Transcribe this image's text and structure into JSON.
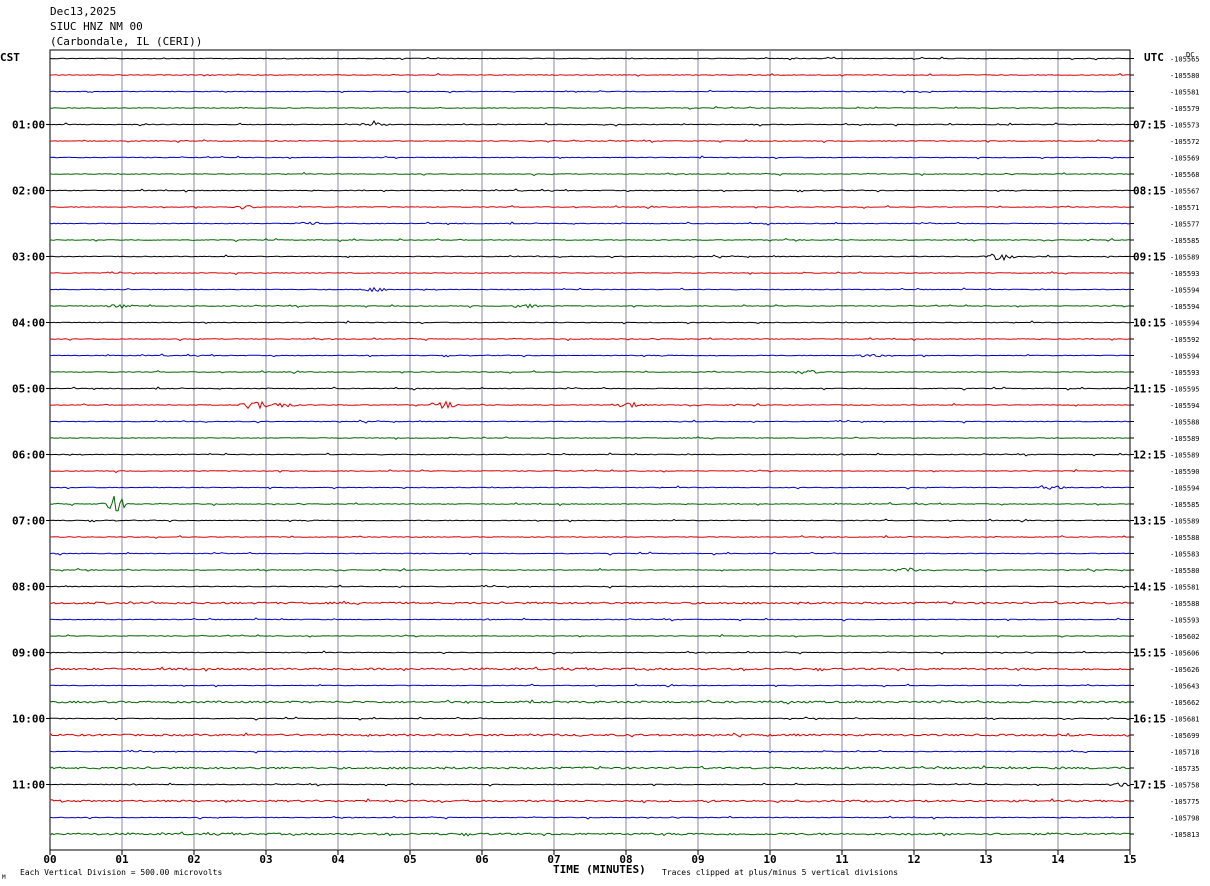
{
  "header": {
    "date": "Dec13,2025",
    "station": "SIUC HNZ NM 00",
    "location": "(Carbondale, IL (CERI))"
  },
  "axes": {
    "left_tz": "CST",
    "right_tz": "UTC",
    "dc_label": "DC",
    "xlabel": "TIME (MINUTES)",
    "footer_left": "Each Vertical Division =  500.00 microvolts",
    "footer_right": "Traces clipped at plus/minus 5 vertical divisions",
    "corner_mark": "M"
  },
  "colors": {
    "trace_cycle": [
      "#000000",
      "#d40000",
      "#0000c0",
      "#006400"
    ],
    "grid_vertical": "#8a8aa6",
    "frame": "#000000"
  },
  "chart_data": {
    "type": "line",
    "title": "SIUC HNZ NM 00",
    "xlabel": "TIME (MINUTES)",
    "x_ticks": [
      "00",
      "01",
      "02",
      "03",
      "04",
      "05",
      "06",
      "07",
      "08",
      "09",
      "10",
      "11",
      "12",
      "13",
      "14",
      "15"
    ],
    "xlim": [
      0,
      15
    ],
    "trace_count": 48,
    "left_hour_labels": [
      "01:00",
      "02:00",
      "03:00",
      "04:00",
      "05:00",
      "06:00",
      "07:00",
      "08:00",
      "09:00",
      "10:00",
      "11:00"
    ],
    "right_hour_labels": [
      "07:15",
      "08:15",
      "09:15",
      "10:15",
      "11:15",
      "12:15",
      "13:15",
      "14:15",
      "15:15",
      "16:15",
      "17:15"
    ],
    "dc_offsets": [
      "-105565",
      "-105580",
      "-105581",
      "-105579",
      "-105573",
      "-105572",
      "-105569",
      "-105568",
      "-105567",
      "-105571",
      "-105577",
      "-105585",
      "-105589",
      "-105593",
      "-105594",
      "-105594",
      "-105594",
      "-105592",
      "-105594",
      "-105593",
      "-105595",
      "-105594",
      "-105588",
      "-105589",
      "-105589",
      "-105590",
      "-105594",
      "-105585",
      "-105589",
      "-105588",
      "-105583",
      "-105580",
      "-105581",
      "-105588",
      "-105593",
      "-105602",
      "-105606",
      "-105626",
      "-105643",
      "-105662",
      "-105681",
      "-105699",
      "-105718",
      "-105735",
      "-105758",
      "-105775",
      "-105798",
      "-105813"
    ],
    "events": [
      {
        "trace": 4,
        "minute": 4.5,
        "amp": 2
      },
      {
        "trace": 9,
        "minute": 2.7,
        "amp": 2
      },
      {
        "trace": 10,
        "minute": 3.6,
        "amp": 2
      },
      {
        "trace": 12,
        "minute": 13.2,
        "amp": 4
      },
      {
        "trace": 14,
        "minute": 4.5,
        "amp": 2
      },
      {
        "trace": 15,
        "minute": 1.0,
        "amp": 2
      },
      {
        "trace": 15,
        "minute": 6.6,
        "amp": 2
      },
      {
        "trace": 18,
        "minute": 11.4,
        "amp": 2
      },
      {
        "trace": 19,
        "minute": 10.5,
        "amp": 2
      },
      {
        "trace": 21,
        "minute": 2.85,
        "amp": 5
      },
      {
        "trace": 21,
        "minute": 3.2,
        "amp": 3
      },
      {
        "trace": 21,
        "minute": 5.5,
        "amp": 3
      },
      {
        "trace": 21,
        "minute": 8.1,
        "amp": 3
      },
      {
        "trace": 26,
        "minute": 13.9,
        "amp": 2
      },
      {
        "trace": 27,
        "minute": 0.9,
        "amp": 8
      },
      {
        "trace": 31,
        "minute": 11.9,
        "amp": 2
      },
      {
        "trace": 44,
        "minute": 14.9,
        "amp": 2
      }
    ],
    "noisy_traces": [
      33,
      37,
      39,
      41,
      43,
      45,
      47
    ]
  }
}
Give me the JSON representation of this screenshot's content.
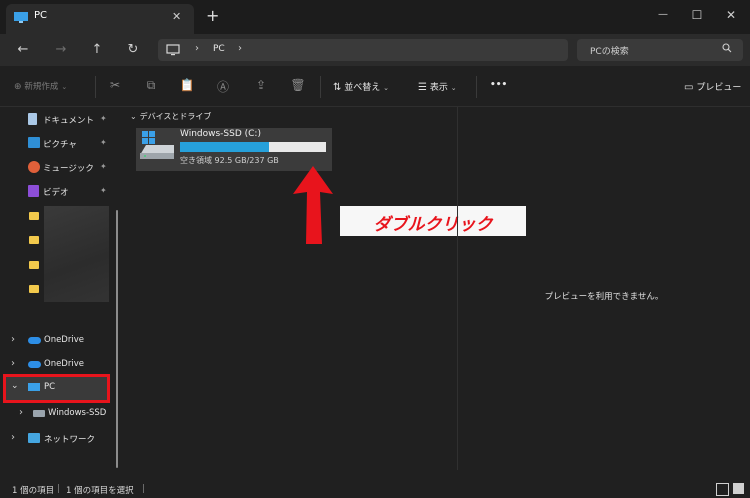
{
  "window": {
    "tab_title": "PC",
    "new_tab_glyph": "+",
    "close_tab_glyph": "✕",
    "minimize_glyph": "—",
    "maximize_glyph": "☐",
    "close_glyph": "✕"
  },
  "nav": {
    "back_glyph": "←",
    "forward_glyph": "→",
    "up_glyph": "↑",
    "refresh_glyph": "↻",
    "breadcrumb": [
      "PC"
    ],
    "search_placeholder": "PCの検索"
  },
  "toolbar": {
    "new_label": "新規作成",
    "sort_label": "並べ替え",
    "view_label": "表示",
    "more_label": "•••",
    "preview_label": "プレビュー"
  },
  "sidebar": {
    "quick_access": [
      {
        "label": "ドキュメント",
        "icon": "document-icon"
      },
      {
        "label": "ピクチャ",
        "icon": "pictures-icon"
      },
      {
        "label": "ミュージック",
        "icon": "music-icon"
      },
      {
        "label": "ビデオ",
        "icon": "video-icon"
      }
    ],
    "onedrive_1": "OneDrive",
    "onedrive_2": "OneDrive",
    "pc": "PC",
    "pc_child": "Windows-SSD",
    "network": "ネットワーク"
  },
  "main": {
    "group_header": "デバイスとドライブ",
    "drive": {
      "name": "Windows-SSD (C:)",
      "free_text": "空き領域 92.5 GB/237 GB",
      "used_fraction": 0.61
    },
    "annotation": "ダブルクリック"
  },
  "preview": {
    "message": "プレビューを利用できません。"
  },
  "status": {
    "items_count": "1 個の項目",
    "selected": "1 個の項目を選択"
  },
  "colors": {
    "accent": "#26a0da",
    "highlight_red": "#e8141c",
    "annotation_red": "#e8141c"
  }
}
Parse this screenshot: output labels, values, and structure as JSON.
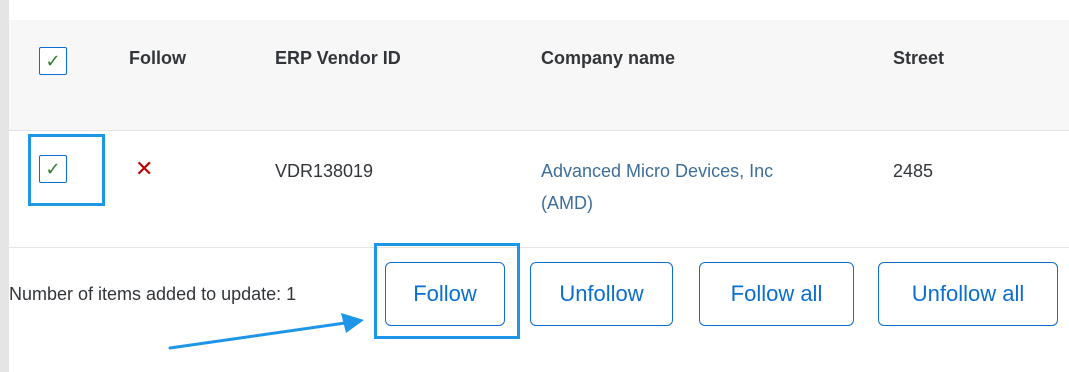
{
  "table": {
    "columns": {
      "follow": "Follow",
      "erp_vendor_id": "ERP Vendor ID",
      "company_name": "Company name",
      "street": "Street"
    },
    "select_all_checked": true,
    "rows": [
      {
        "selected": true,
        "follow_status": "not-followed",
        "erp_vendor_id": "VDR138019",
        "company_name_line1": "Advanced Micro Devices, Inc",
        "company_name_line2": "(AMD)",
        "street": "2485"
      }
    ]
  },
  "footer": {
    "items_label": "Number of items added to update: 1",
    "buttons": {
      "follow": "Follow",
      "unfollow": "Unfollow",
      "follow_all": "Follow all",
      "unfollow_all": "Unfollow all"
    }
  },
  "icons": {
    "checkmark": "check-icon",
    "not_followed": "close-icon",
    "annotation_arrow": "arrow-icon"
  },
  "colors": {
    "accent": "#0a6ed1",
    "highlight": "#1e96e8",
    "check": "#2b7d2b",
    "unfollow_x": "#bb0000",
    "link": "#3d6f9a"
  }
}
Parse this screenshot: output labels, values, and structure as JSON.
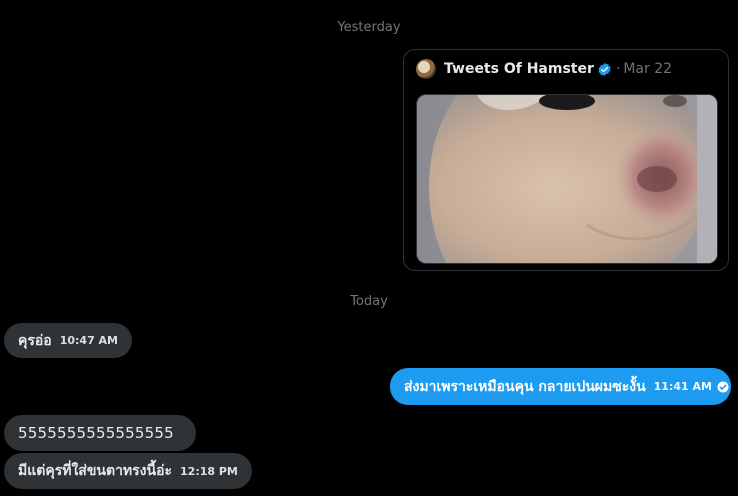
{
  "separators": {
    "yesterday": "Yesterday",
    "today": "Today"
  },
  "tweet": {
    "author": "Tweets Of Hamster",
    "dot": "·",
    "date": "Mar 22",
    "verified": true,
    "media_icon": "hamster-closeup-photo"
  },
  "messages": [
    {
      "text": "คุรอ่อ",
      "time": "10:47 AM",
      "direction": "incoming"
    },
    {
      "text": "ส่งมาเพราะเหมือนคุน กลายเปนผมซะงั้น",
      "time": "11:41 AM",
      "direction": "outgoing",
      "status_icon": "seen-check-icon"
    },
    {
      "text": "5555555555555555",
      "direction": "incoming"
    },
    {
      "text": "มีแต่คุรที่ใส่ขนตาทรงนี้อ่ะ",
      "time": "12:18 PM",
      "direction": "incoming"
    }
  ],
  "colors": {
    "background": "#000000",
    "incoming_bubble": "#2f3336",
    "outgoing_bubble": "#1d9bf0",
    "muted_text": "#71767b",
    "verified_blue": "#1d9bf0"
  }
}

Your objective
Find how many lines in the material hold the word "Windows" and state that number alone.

Exercise output
2